Corporate Media, Globalization, and the UPS Strike
Author: Deepa Kumar
Publisher: University of Illinois Press
Category: Business & Economics

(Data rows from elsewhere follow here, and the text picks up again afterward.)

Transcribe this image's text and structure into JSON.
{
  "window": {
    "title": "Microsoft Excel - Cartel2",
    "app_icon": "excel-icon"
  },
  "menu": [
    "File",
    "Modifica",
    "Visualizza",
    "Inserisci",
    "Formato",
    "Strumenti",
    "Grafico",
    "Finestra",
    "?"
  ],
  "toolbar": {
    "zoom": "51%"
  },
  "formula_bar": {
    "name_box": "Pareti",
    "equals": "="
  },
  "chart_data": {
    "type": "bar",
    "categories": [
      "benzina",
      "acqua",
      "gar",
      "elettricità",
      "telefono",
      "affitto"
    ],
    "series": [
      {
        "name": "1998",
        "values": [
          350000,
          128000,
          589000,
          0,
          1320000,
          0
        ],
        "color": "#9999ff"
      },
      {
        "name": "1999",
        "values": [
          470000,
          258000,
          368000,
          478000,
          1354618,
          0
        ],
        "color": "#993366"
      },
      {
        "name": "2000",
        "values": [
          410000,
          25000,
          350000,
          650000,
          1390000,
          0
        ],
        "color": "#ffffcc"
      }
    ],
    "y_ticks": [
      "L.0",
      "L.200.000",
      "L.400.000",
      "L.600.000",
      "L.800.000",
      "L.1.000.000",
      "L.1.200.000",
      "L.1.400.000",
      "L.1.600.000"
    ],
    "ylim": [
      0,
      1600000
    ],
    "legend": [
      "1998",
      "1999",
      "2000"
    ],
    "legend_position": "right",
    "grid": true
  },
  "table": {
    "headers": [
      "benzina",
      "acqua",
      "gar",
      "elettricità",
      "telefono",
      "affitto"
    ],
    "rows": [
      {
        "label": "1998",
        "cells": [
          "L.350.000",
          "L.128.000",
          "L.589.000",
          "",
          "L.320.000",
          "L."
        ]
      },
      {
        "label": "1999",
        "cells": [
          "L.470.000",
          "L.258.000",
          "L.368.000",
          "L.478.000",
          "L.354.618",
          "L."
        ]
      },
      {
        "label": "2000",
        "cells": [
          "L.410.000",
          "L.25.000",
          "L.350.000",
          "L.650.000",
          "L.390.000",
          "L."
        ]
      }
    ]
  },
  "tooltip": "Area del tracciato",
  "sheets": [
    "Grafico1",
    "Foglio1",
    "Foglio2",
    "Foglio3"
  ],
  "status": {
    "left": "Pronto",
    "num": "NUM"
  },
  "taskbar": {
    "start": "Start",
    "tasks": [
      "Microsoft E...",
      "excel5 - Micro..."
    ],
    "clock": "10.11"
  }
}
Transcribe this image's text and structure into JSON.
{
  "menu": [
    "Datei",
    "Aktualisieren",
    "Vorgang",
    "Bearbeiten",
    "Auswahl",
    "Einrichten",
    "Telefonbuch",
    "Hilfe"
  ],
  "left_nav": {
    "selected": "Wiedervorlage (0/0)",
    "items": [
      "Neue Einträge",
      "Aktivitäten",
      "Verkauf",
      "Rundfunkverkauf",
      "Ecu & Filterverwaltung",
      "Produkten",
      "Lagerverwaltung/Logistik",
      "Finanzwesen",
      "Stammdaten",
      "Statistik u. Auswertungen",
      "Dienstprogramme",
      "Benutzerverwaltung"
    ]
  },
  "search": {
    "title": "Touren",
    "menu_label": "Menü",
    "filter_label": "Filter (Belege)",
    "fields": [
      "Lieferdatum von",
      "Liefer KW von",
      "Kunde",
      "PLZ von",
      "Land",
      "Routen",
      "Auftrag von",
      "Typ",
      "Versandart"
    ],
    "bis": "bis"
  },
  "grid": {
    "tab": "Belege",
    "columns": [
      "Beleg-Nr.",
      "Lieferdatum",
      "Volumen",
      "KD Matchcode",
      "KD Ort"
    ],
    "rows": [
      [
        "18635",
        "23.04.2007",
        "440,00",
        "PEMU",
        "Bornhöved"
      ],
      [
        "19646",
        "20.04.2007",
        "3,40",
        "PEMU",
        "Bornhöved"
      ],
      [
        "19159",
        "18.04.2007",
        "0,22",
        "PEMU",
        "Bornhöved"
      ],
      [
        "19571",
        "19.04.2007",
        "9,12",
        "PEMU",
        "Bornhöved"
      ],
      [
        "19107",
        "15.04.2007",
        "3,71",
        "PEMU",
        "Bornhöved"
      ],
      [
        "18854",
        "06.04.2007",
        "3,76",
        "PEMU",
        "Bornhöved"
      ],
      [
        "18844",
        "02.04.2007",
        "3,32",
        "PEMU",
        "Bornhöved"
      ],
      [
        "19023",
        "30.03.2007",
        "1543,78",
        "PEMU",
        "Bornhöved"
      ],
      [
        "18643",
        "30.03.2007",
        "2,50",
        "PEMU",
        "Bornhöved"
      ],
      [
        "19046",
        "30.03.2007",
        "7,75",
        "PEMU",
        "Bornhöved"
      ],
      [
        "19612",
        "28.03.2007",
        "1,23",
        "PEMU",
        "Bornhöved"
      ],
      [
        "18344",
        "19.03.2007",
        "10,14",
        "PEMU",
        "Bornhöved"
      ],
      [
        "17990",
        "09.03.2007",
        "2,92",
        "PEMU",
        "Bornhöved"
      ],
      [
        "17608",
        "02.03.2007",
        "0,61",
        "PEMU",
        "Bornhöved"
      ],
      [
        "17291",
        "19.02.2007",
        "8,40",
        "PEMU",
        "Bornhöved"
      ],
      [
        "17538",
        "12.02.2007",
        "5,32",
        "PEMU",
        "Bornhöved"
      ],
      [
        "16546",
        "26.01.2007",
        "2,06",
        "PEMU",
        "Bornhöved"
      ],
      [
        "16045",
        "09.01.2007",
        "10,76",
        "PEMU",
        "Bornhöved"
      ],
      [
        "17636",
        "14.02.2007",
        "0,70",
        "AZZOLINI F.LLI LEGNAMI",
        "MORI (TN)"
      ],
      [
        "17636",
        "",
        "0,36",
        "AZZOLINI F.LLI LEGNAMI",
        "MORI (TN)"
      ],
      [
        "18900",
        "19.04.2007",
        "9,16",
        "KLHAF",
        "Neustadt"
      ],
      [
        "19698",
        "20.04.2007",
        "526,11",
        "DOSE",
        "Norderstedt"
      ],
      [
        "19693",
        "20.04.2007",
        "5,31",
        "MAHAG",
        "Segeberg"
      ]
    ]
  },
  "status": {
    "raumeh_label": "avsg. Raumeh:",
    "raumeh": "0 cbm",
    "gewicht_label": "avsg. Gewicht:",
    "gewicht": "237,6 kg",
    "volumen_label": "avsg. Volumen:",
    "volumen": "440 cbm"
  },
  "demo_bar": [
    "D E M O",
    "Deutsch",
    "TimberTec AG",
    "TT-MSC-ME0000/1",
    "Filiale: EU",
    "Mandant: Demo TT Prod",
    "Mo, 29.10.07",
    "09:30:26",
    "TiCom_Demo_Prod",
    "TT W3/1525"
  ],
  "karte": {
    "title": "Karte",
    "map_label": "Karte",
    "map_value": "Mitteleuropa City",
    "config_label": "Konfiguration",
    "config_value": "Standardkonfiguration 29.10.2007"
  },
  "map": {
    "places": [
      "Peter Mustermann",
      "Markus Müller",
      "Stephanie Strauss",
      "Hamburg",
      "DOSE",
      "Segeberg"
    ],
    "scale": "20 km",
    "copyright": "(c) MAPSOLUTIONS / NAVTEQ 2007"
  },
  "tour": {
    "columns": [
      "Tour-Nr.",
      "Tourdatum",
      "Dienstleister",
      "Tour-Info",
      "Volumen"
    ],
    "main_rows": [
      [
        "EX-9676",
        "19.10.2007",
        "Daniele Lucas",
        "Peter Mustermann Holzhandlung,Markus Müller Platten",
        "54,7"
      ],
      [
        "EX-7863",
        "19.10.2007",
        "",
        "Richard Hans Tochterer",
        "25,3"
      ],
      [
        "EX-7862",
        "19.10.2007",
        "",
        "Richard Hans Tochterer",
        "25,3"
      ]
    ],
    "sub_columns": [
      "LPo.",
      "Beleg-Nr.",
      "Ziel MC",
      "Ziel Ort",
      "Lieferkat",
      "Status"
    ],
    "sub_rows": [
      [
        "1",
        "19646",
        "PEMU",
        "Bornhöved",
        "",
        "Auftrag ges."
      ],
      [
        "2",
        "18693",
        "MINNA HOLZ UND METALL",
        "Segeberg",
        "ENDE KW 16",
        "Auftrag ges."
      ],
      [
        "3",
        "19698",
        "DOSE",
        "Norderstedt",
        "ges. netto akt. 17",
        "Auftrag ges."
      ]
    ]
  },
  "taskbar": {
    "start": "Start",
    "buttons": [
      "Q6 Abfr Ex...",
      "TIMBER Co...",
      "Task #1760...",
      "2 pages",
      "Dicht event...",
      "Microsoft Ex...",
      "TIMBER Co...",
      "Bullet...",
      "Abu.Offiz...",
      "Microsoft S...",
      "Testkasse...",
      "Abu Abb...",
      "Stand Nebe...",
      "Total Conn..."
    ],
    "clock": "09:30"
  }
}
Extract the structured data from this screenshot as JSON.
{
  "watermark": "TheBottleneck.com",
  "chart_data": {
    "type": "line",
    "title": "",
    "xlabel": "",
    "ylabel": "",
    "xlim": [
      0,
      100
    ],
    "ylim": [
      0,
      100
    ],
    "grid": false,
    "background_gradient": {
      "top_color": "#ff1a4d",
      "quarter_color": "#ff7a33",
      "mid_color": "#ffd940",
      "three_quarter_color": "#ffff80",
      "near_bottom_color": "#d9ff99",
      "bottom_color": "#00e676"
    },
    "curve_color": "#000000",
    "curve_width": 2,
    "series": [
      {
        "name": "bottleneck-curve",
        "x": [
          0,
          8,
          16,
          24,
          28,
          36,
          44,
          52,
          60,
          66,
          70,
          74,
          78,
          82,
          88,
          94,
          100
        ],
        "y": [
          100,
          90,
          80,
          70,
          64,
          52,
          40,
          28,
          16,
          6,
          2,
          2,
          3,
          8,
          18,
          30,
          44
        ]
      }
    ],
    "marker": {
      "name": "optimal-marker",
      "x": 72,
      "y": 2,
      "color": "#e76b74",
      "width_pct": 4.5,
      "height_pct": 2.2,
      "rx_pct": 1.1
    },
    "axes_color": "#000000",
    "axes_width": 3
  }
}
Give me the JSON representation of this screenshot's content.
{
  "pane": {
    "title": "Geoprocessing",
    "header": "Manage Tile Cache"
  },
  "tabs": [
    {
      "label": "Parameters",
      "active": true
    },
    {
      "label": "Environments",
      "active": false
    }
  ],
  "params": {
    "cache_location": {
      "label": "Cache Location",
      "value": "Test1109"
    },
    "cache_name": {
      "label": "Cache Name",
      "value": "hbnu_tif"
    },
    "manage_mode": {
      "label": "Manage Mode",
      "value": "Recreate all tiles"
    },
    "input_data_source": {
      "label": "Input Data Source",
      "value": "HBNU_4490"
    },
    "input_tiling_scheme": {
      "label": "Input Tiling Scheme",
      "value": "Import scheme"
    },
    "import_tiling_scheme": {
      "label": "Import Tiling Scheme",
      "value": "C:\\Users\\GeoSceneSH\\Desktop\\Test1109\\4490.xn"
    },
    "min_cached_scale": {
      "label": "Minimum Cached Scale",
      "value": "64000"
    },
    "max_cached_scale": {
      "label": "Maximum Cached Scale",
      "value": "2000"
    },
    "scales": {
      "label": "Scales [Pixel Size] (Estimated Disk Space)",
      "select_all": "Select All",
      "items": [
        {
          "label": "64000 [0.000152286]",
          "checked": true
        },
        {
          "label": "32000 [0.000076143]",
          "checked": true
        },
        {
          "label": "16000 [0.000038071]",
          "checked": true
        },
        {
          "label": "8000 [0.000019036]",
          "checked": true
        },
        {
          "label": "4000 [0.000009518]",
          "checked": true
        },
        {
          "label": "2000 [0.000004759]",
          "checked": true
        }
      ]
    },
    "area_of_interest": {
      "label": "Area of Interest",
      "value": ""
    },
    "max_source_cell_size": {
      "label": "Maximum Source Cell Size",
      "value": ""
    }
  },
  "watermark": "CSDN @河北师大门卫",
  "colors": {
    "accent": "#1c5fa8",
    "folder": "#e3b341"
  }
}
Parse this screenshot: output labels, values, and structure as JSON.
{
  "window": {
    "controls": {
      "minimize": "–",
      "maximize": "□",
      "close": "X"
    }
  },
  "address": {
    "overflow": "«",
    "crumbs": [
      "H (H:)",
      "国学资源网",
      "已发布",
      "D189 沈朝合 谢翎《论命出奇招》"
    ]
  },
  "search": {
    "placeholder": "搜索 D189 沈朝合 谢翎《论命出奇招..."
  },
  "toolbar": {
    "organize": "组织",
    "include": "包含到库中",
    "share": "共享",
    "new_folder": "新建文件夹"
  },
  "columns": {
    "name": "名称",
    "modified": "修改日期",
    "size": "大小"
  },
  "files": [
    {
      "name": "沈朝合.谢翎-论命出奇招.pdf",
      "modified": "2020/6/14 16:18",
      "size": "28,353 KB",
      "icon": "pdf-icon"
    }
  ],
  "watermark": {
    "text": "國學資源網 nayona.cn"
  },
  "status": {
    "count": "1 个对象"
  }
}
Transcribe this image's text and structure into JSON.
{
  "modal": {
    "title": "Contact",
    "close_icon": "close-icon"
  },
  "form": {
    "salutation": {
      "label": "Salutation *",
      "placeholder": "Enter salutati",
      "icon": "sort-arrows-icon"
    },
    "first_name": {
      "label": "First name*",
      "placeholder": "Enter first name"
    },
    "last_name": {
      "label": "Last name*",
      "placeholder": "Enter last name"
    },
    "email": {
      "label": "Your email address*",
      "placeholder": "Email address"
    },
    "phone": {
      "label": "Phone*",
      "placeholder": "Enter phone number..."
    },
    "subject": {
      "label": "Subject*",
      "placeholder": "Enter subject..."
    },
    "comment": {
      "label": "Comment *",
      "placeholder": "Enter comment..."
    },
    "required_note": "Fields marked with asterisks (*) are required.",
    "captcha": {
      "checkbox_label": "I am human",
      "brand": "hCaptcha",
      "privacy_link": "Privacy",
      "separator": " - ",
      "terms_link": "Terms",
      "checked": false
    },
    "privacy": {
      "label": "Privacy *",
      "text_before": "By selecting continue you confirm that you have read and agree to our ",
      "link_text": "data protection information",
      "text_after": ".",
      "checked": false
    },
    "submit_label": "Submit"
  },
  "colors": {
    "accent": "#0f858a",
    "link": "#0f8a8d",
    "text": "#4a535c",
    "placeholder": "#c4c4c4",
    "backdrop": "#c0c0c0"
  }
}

When 185,000 United Parcel Service (UPS) workers across the United States walked off their jobs in the fall of 1997, working-class concerns became front-page news. Outside the Box presents a rare, in-depth study of the media representation of this major labour struggle. Deepa Kumar delineates the background and history of the strike, how it emerged within the trajectory of the rise of neoliberal globalization, and how television networks and dominant print media portrayed the event. Through a textual analysis of over 500 news reports, Kumar shows how the strikers pressured a seemingly intractable media system to represent the interests of workers and thereby elevated the class contradictions at the heart of a booming economy. While UPS had made about a billion dollars in profit during the year prior to the strike, its workers had seen paltry wage increases, a steady shift from secure full-time jobs to part-time jobs, and deteriorating working conditions. The corporate media were forced during this strike, to address working-class issues sympathetically. However, once the strike was over, the media reverted to business as usual. Drawing on her analysis of the strike, Kumar argues that media reform is more complicated than is suggested by liberal media theorists, yet she also argues against the pessimistic currents of radical scholarship that view the media as all-powerful. Instead, she puts forward the case for a dialectical understanding, developing what she calls a "dominance/resistance model" for media analysis.